(Component data from apps and pages)

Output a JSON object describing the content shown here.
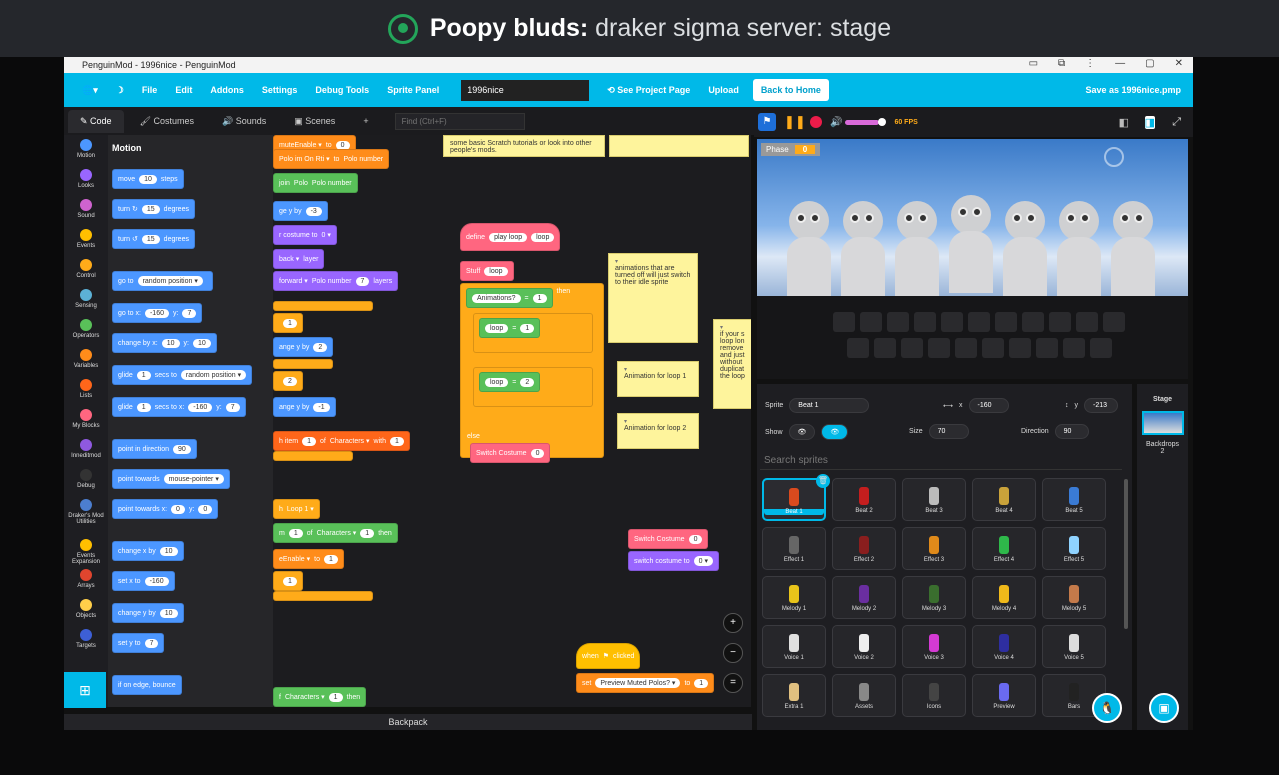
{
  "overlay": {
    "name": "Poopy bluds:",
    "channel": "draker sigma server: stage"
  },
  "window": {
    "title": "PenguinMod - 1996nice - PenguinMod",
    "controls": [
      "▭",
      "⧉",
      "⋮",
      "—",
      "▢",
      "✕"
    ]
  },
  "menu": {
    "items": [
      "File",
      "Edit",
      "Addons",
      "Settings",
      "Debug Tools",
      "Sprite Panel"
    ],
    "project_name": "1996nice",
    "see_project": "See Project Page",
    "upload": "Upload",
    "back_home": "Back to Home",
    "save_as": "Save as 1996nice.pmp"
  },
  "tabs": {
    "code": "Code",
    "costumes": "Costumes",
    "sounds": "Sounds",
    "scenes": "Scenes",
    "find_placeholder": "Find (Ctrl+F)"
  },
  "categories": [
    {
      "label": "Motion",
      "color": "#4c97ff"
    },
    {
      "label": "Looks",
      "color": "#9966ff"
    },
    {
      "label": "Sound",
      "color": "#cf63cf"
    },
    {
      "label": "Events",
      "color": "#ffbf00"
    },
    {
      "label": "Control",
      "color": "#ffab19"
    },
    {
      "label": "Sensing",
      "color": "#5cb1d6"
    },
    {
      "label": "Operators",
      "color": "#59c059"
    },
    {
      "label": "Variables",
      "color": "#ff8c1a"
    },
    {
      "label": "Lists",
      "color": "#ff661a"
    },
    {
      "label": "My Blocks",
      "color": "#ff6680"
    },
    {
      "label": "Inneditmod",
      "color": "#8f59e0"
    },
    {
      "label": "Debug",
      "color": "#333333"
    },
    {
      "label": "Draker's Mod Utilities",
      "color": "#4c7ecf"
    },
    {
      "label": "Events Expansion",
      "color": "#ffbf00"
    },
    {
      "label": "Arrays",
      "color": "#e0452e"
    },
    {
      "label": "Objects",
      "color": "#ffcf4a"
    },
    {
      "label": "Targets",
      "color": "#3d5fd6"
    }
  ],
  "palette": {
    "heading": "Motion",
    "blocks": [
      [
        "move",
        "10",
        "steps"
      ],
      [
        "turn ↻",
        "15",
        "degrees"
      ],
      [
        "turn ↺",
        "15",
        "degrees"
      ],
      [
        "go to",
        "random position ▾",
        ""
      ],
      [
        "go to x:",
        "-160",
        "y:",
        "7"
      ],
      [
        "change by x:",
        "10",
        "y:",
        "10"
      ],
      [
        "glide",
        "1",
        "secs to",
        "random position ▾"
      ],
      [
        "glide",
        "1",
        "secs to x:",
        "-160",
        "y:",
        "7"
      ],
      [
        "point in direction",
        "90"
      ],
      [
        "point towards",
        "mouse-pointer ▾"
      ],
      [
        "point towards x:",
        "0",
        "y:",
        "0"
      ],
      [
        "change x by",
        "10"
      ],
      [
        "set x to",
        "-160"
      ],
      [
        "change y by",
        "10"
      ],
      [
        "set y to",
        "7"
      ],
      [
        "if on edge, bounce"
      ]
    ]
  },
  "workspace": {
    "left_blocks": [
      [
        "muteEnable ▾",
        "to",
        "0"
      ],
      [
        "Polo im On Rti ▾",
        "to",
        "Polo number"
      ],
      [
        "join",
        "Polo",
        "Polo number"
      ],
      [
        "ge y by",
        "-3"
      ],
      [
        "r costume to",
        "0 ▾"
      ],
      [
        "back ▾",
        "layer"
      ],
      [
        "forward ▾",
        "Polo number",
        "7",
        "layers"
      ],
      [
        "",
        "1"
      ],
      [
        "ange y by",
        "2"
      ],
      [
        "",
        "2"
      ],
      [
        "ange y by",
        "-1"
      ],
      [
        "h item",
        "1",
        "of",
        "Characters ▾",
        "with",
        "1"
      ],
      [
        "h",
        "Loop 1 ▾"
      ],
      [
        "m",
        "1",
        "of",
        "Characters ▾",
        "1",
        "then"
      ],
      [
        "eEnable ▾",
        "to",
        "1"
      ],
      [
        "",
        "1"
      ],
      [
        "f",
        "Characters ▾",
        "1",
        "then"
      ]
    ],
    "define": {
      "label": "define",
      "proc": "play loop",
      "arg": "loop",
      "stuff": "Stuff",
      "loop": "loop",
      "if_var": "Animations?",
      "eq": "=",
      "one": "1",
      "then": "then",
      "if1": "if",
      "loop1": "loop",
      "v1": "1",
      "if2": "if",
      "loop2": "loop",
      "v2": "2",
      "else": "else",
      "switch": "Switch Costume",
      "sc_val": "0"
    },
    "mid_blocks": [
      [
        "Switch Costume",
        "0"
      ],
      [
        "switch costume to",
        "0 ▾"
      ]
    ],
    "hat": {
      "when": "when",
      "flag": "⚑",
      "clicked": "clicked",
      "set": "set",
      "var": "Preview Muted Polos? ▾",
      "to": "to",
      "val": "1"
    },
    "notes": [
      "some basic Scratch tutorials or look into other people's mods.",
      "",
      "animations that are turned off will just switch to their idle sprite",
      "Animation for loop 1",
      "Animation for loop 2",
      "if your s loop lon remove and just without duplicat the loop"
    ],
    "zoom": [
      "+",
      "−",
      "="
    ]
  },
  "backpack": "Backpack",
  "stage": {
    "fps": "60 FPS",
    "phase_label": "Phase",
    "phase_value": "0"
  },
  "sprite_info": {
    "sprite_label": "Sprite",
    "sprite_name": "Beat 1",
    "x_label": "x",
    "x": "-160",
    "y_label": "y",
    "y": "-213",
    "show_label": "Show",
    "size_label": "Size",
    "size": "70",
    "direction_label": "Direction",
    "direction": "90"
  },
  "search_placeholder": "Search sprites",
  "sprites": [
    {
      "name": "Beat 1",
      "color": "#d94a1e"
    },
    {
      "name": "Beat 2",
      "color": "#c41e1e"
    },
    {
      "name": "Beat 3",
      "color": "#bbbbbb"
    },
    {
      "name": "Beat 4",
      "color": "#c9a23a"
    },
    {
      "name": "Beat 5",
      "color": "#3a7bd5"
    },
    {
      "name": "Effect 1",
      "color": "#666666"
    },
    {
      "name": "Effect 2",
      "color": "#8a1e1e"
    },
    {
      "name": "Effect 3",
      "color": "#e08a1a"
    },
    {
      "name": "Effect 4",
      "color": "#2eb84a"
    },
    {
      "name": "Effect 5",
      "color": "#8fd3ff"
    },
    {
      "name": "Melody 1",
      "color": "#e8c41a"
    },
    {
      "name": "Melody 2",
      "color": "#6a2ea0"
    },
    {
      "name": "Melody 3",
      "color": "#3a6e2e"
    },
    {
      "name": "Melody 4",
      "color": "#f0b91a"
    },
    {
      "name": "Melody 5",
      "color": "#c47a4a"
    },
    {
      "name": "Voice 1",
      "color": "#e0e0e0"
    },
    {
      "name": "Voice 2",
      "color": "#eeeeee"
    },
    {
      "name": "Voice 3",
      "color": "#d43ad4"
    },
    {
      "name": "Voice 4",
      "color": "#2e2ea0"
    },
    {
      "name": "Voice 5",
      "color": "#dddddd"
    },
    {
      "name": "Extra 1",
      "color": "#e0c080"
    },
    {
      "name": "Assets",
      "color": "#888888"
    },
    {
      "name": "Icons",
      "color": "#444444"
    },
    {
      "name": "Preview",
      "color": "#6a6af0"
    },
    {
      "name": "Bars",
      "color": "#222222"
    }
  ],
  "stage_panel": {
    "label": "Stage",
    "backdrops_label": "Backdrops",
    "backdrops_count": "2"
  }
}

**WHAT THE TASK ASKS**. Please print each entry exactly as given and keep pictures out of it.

**TASK RESPONSE**.
Output a JSON object describing the content shown here.
{
  "overlay": {
    "name": "Poopy bluds:",
    "channel": "draker sigma server: stage"
  },
  "window": {
    "title": "PenguinMod - 1996nice - PenguinMod",
    "controls": [
      "▭",
      "⧉",
      "⋮",
      "—",
      "▢",
      "✕"
    ]
  },
  "menu": {
    "items": [
      "File",
      "Edit",
      "Addons",
      "Settings",
      "Debug Tools",
      "Sprite Panel"
    ],
    "project_name": "1996nice",
    "see_project": "See Project Page",
    "upload": "Upload",
    "back_home": "Back to Home",
    "save_as": "Save as 1996nice.pmp"
  },
  "tabs": {
    "code": "Code",
    "costumes": "Costumes",
    "sounds": "Sounds",
    "scenes": "Scenes",
    "find_placeholder": "Find (Ctrl+F)"
  },
  "categories": [
    {
      "label": "Motion",
      "color": "#4c97ff"
    },
    {
      "label": "Looks",
      "color": "#9966ff"
    },
    {
      "label": "Sound",
      "color": "#cf63cf"
    },
    {
      "label": "Events",
      "color": "#ffbf00"
    },
    {
      "label": "Control",
      "color": "#ffab19"
    },
    {
      "label": "Sensing",
      "color": "#5cb1d6"
    },
    {
      "label": "Operators",
      "color": "#59c059"
    },
    {
      "label": "Variables",
      "color": "#ff8c1a"
    },
    {
      "label": "Lists",
      "color": "#ff661a"
    },
    {
      "label": "My Blocks",
      "color": "#ff6680"
    },
    {
      "label": "Inneditmod",
      "color": "#8f59e0"
    },
    {
      "label": "Debug",
      "color": "#333333"
    },
    {
      "label": "Draker's Mod Utilities",
      "color": "#4c7ecf"
    },
    {
      "label": "Events Expansion",
      "color": "#ffbf00"
    },
    {
      "label": "Arrays",
      "color": "#e0452e"
    },
    {
      "label": "Objects",
      "color": "#ffcf4a"
    },
    {
      "label": "Targets",
      "color": "#3d5fd6"
    }
  ],
  "palette": {
    "heading": "Motion",
    "blocks": [
      [
        "move",
        "10",
        "steps"
      ],
      [
        "turn ↻",
        "15",
        "degrees"
      ],
      [
        "turn ↺",
        "15",
        "degrees"
      ],
      [
        "go to",
        "random position ▾",
        ""
      ],
      [
        "go to x:",
        "-160",
        "y:",
        "7"
      ],
      [
        "change by x:",
        "10",
        "y:",
        "10"
      ],
      [
        "glide",
        "1",
        "secs to",
        "random position ▾"
      ],
      [
        "glide",
        "1",
        "secs to x:",
        "-160",
        "y:",
        "7"
      ],
      [
        "point in direction",
        "90"
      ],
      [
        "point towards",
        "mouse-pointer ▾"
      ],
      [
        "point towards x:",
        "0",
        "y:",
        "0"
      ],
      [
        "change x by",
        "10"
      ],
      [
        "set x to",
        "-160"
      ],
      [
        "change y by",
        "10"
      ],
      [
        "set y to",
        "7"
      ],
      [
        "if on edge, bounce"
      ]
    ]
  },
  "workspace": {
    "left_blocks": [
      [
        "muteEnable ▾",
        "to",
        "0"
      ],
      [
        "Polo im On Rti ▾",
        "to",
        "Polo number"
      ],
      [
        "join",
        "Polo",
        "Polo number"
      ],
      [
        "ge y by",
        "-3"
      ],
      [
        "r costume to",
        "0 ▾"
      ],
      [
        "back ▾",
        "layer"
      ],
      [
        "forward ▾",
        "Polo number",
        "7",
        "layers"
      ],
      [
        "",
        "1"
      ],
      [
        "ange y by",
        "2"
      ],
      [
        "",
        "2"
      ],
      [
        "ange y by",
        "-1"
      ],
      [
        "h item",
        "1",
        "of",
        "Characters ▾",
        "with",
        "1"
      ],
      [
        "h",
        "Loop 1 ▾"
      ],
      [
        "m",
        "1",
        "of",
        "Characters ▾",
        "1",
        "then"
      ],
      [
        "eEnable ▾",
        "to",
        "1"
      ],
      [
        "",
        "1"
      ],
      [
        "f",
        "Characters ▾",
        "1",
        "then"
      ]
    ],
    "define": {
      "label": "define",
      "proc": "play loop",
      "arg": "loop",
      "stuff": "Stuff",
      "loop": "loop",
      "if_var": "Animations?",
      "eq": "=",
      "one": "1",
      "then": "then",
      "if1": "if",
      "loop1": "loop",
      "v1": "1",
      "if2": "if",
      "loop2": "loop",
      "v2": "2",
      "else": "else",
      "switch": "Switch Costume",
      "sc_val": "0"
    },
    "mid_blocks": [
      [
        "Switch Costume",
        "0"
      ],
      [
        "switch costume to",
        "0 ▾"
      ]
    ],
    "hat": {
      "when": "when",
      "flag": "⚑",
      "clicked": "clicked",
      "set": "set",
      "var": "Preview Muted Polos? ▾",
      "to": "to",
      "val": "1"
    },
    "notes": [
      "some basic Scratch tutorials or look into other people's mods.",
      "",
      "animations that are turned off will just switch to their idle sprite",
      "Animation for loop 1",
      "Animation for loop 2",
      "if your s loop lon remove and just without duplicat the loop"
    ],
    "zoom": [
      "+",
      "−",
      "="
    ]
  },
  "backpack": "Backpack",
  "stage": {
    "fps": "60 FPS",
    "phase_label": "Phase",
    "phase_value": "0"
  },
  "sprite_info": {
    "sprite_label": "Sprite",
    "sprite_name": "Beat 1",
    "x_label": "x",
    "x": "-160",
    "y_label": "y",
    "y": "-213",
    "show_label": "Show",
    "size_label": "Size",
    "size": "70",
    "direction_label": "Direction",
    "direction": "90"
  },
  "search_placeholder": "Search sprites",
  "sprites": [
    {
      "name": "Beat 1",
      "color": "#d94a1e"
    },
    {
      "name": "Beat 2",
      "color": "#c41e1e"
    },
    {
      "name": "Beat 3",
      "color": "#bbbbbb"
    },
    {
      "name": "Beat 4",
      "color": "#c9a23a"
    },
    {
      "name": "Beat 5",
      "color": "#3a7bd5"
    },
    {
      "name": "Effect 1",
      "color": "#666666"
    },
    {
      "name": "Effect 2",
      "color": "#8a1e1e"
    },
    {
      "name": "Effect 3",
      "color": "#e08a1a"
    },
    {
      "name": "Effect 4",
      "color": "#2eb84a"
    },
    {
      "name": "Effect 5",
      "color": "#8fd3ff"
    },
    {
      "name": "Melody 1",
      "color": "#e8c41a"
    },
    {
      "name": "Melody 2",
      "color": "#6a2ea0"
    },
    {
      "name": "Melody 3",
      "color": "#3a6e2e"
    },
    {
      "name": "Melody 4",
      "color": "#f0b91a"
    },
    {
      "name": "Melody 5",
      "color": "#c47a4a"
    },
    {
      "name": "Voice 1",
      "color": "#e0e0e0"
    },
    {
      "name": "Voice 2",
      "color": "#eeeeee"
    },
    {
      "name": "Voice 3",
      "color": "#d43ad4"
    },
    {
      "name": "Voice 4",
      "color": "#2e2ea0"
    },
    {
      "name": "Voice 5",
      "color": "#dddddd"
    },
    {
      "name": "Extra 1",
      "color": "#e0c080"
    },
    {
      "name": "Assets",
      "color": "#888888"
    },
    {
      "name": "Icons",
      "color": "#444444"
    },
    {
      "name": "Preview",
      "color": "#6a6af0"
    },
    {
      "name": "Bars",
      "color": "#222222"
    }
  ],
  "stage_panel": {
    "label": "Stage",
    "backdrops_label": "Backdrops",
    "backdrops_count": "2"
  }
}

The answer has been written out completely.